== Problem ==
Your response should reproduce every line of the entries that contains the word "Assignment".

(Dataset rows for apps and sites)
-=-=-

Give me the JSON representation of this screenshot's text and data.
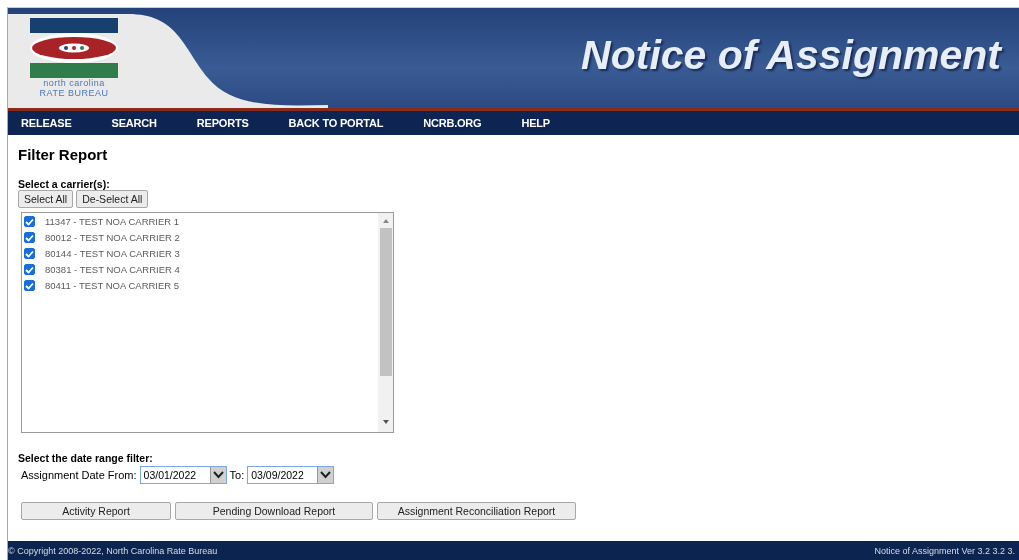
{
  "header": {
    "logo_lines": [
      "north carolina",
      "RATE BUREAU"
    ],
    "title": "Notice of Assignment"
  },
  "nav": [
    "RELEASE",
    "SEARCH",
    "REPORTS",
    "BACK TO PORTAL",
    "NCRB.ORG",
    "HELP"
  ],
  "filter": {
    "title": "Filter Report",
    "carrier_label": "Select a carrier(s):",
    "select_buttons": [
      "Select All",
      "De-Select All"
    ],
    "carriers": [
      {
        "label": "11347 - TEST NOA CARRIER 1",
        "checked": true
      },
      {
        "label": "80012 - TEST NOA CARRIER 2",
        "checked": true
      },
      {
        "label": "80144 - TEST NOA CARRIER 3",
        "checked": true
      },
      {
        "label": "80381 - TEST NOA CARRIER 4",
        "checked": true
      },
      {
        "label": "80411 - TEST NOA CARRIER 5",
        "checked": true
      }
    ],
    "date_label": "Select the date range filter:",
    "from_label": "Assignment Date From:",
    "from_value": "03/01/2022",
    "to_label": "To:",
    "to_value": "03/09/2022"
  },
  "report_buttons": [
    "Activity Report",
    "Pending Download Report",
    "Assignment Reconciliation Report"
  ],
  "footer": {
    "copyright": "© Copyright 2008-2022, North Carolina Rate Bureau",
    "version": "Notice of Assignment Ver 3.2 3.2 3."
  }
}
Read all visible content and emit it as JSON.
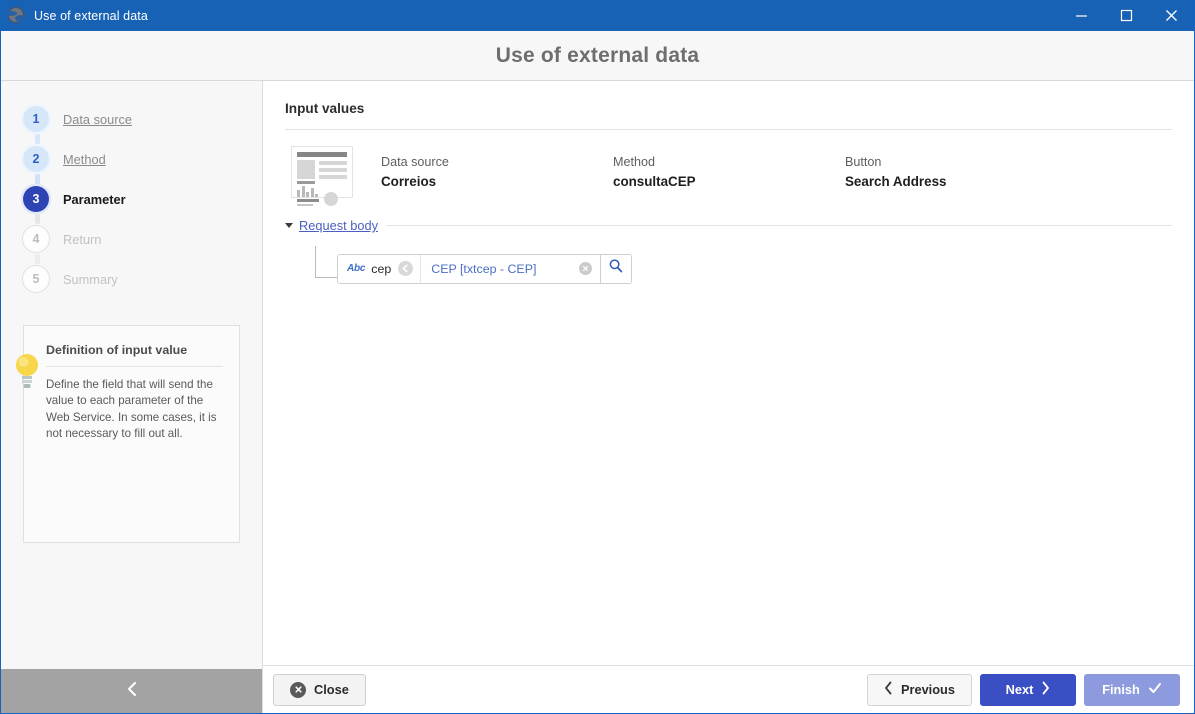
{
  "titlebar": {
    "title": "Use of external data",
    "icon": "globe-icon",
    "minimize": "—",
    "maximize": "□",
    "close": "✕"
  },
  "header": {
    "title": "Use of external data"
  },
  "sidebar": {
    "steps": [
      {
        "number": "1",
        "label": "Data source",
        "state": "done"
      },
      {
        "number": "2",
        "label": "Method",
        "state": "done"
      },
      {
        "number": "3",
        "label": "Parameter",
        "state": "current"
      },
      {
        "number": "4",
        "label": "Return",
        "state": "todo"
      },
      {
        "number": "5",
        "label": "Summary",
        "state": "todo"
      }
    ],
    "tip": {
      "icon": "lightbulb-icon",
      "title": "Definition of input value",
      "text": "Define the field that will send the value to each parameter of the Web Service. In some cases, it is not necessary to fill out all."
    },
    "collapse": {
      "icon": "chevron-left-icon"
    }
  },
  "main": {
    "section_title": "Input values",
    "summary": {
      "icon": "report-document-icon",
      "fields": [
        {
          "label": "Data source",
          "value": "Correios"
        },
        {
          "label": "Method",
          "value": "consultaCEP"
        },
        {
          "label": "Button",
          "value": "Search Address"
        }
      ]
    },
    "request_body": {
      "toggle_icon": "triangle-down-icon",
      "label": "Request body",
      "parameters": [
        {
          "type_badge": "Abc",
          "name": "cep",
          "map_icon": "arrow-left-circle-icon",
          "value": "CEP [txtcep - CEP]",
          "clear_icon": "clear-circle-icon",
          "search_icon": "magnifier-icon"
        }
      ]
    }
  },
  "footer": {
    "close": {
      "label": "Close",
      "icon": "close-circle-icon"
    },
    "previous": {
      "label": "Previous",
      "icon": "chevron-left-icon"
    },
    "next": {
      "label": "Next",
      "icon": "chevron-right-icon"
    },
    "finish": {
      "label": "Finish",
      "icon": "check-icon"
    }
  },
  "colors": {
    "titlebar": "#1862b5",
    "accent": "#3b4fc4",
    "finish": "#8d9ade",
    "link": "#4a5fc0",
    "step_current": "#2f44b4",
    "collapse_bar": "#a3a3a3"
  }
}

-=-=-

== Expected answer ==
    "title": "Notice of Assignment"
    "from_label": "Assignment Date From:",
    "Assignment Reconciliation Report"
    "version": "Notice of Assignment Ver 3.2 3.2 3."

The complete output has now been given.